[Data records Boundary: Start]
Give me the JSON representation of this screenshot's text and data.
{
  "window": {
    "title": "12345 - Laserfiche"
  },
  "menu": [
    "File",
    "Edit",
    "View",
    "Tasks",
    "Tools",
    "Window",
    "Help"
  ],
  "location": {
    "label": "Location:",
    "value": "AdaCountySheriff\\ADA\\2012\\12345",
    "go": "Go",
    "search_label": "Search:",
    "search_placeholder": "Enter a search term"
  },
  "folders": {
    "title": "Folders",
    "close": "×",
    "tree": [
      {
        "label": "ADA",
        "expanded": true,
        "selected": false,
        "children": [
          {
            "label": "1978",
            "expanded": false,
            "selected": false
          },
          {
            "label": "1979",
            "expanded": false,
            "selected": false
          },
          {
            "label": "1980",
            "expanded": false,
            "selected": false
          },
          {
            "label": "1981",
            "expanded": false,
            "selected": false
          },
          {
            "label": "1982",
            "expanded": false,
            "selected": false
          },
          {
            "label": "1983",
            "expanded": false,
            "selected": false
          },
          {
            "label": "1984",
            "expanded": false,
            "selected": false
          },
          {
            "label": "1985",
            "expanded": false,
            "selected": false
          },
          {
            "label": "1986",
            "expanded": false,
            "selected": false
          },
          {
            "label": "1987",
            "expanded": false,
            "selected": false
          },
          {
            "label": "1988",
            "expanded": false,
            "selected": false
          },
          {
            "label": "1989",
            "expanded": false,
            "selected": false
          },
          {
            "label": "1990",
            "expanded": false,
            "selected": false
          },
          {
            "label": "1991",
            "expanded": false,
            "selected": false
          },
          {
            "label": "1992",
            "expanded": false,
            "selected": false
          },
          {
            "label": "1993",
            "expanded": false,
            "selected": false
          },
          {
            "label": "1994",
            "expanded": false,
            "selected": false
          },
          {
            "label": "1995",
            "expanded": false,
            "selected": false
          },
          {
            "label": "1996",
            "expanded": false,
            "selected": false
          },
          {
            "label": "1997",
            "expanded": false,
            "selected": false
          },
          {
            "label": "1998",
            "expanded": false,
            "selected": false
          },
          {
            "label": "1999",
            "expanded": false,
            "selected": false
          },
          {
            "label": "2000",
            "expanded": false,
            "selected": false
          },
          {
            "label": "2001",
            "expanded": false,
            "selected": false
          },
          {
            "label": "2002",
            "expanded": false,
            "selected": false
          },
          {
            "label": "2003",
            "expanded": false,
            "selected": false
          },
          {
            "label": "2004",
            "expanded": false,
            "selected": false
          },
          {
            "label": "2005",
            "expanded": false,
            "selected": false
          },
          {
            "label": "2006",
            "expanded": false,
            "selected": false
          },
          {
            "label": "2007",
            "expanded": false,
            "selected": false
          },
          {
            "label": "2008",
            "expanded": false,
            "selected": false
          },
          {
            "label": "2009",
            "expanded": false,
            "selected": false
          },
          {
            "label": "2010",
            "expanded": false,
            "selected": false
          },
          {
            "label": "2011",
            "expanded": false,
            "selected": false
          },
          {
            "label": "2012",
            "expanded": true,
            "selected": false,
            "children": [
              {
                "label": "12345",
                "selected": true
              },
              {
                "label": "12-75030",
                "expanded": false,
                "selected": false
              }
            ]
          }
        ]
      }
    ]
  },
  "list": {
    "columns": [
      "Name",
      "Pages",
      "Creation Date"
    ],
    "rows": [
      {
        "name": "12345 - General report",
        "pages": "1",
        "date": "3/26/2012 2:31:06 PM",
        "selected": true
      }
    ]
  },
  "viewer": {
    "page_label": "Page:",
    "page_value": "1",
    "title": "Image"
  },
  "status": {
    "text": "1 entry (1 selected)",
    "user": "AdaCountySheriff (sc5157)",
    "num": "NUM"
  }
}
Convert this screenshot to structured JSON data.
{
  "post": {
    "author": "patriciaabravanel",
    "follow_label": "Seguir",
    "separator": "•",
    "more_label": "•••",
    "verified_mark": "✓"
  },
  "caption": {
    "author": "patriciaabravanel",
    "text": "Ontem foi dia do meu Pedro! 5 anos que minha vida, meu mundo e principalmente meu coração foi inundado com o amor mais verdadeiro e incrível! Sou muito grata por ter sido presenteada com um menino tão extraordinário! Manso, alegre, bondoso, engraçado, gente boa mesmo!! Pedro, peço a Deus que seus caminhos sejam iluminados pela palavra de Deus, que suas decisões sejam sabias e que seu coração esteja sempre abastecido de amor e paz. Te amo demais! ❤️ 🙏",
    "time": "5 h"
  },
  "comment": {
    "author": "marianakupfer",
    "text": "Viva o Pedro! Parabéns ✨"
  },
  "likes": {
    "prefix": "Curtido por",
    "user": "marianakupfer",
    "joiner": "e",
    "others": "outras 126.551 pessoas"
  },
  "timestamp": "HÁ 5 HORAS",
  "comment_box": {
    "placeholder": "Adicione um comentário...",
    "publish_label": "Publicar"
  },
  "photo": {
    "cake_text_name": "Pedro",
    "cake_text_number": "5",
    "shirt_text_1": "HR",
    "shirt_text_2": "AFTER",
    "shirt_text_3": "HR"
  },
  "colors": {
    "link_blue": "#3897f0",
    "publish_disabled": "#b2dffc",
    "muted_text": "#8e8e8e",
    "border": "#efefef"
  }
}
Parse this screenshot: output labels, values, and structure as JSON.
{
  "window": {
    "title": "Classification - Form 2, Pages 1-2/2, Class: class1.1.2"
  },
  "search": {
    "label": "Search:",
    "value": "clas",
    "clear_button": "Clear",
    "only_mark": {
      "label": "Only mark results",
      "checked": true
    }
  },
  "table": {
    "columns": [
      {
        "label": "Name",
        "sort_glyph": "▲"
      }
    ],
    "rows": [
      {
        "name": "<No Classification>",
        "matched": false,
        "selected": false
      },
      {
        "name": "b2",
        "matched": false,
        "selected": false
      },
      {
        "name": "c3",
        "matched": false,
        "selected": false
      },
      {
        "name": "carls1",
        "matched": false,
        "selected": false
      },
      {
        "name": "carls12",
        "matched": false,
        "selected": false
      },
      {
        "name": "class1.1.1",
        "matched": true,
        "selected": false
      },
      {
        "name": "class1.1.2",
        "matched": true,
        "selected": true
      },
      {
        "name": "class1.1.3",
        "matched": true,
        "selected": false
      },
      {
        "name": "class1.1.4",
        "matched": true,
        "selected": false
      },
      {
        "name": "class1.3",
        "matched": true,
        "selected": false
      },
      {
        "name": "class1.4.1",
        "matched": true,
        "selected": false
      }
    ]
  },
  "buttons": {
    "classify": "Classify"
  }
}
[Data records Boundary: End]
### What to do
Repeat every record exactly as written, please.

### Response to the task
Give me the JSON representation of this screenshot's text and data.
{
  "window": {
    "title": "12345 - Laserfiche"
  },
  "menu": [
    "File",
    "Edit",
    "View",
    "Tasks",
    "Tools",
    "Window",
    "Help"
  ],
  "location": {
    "label": "Location:",
    "value": "AdaCountySheriff\\ADA\\2012\\12345",
    "go": "Go",
    "search_label": "Search:",
    "search_placeholder": "Enter a search term"
  },
  "folders": {
    "title": "Folders",
    "close": "×",
    "tree": [
      {
        "label": "ADA",
        "expanded": true,
        "selected": false,
        "children": [
          {
            "label": "1978",
            "expanded": false,
            "selected": false
          },
          {
            "label": "1979",
            "expanded": false,
            "selected": false
          },
          {
            "label": "1980",
            "expanded": false,
            "selected": false
          },
          {
            "label": "1981",
            "expanded": false,
            "selected": false
          },
          {
            "label": "1982",
            "expanded": false,
            "selected": false
          },
          {
            "label": "1983",
            "expanded": false,
            "selected": false
          },
          {
            "label": "1984",
            "expanded": false,
            "selected": false
          },
          {
            "label": "1985",
            "expanded": false,
            "selected": false
          },
          {
            "label": "1986",
            "expanded": false,
            "selected": false
          },
          {
            "label": "1987",
            "expanded": false,
            "selected": false
          },
          {
            "label": "1988",
            "expanded": false,
            "selected": false
          },
          {
            "label": "1989",
            "expanded": false,
            "selected": false
          },
          {
            "label": "1990",
            "expanded": false,
            "selected": false
          },
          {
            "label": "1991",
            "expanded": false,
            "selected": false
          },
          {
            "label": "1992",
            "expanded": false,
            "selected": false
          },
          {
            "label": "1993",
            "expanded": false,
            "selected": false
          },
          {
            "label": "1994",
            "expanded": false,
            "selected": false
          },
          {
            "label": "1995",
            "expanded": false,
            "selected": false
          },
          {
            "label": "1996",
            "expanded": false,
            "selected": false
          },
          {
            "label": "1997",
            "expanded": false,
            "selected": false
          },
          {
            "label": "1998",
            "expanded": false,
            "selected": false
          },
          {
            "label": "1999",
            "expanded": false,
            "selected": false
          },
          {
            "label": "2000",
            "expanded": false,
            "selected": false
          },
          {
            "label": "2001",
            "expanded": false,
            "selected": false
          },
          {
            "label": "2002",
            "expanded": false,
            "selected": false
          },
          {
            "label": "2003",
            "expanded": false,
            "selected": false
          },
          {
            "label": "2004",
            "expanded": false,
            "selected": false
          },
          {
            "label": "2005",
            "expanded": false,
            "selected": false
          },
          {
            "label": "2006",
            "expanded": false,
            "selected": false
          },
          {
            "label": "2007",
            "expanded": false,
            "selected": false
          },
          {
            "label": "2008",
            "expanded": false,
            "selected": false
          },
          {
            "label": "2009",
            "expanded": false,
            "selected": false
          },
          {
            "label": "2010",
            "expanded": false,
            "selected": false
          },
          {
            "label": "2011",
            "expanded": false,
            "selected": false
          },
          {
            "label": "2012",
            "expanded": true,
            "selected": false,
            "children": [
              {
                "label": "12345",
                "selected": true
              },
              {
                "label": "12-75030",
                "expanded": false,
                "selected": false
              }
            ]
          }
        ]
      }
    ]
  },
  "list": {
    "columns": [
      "Name",
      "Pages",
      "Creation Date"
    ],
    "rows": [
      {
        "name": "12345 - General report",
        "pages": "1",
        "date": "3/26/2012 2:31:06 PM",
        "selected": true
      }
    ]
  },
  "viewer": {
    "page_label": "Page:",
    "page_value": "1",
    "title": "Image"
  },
  "status": {
    "text": "1 entry (1 selected)",
    "user": "AdaCountySheriff (sc5157)",
    "num": "NUM"
  }
}
Convert this screenshot to structured JSON data.
{
  "post": {
    "author": "patriciaabravanel",
    "follow_label": "Seguir",
    "separator": "•",
    "more_label": "•••",
    "verified_mark": "✓"
  },
  "caption": {
    "author": "patriciaabravanel",
    "text": "Ontem foi dia do meu Pedro! 5 anos que minha vida, meu mundo e principalmente meu coração foi inundado com o amor mais verdadeiro e incrível! Sou muito grata por ter sido presenteada com um menino tão extraordinário! Manso, alegre, bondoso, engraçado, gente boa mesmo!! Pedro, peço a Deus que seus caminhos sejam iluminados pela palavra de Deus, que suas decisões sejam sabias e que seu coração esteja sempre abastecido de amor e paz. Te amo demais! ❤️ 🙏",
    "time": "5 h"
  },
  "comment": {
    "author": "marianakupfer",
    "text": "Viva o Pedro! Parabéns ✨"
  },
  "likes": {
    "prefix": "Curtido por",
    "user": "marianakupfer",
    "joiner": "e",
    "others": "outras 126.551 pessoas"
  },
  "timestamp": "HÁ 5 HORAS",
  "comment_box": {
    "placeholder": "Adicione um comentário...",
    "publish_label": "Publicar"
  },
  "photo": {
    "cake_text_name": "Pedro",
    "cake_text_number": "5",
    "shirt_text_1": "HR",
    "shirt_text_2": "AFTER",
    "shirt_text_3": "HR"
  },
  "colors": {
    "link_blue": "#3897f0",
    "publish_disabled": "#b2dffc",
    "muted_text": "#8e8e8e",
    "border": "#efefef"
  }
}
Parse this screenshot: output labels, values, and structure as JSON.
{
  "window": {
    "title": "Classification - Form 2, Pages 1-2/2, Class: class1.1.2"
  },
  "search": {
    "label": "Search:",
    "value": "clas",
    "clear_button": "Clear",
    "only_mark": {
      "label": "Only mark results",
      "checked": true
    }
  },
  "table": {
    "columns": [
      {
        "label": "Name",
        "sort_glyph": "▲"
      }
    ],
    "rows": [
      {
        "name": "<No Classification>",
        "matched": false,
        "selected": false
      },
      {
        "name": "b2",
        "matched": false,
        "selected": false
      },
      {
        "name": "c3",
        "matched": false,
        "selected": false
      },
      {
        "name": "carls1",
        "matched": false,
        "selected": false
      },
      {
        "name": "carls12",
        "matched": false,
        "selected": false
      },
      {
        "name": "class1.1.1",
        "matched": true,
        "selected": false
      },
      {
        "name": "class1.1.2",
        "matched": true,
        "selected": true
      },
      {
        "name": "class1.1.3",
        "matched": true,
        "selected": false
      },
      {
        "name": "class1.1.4",
        "matched": true,
        "selected": false
      },
      {
        "name": "class1.3",
        "matched": true,
        "selected": false
      },
      {
        "name": "class1.4.1",
        "matched": true,
        "selected": false
      }
    ]
  },
  "buttons": {
    "classify": "Classify"
  }
}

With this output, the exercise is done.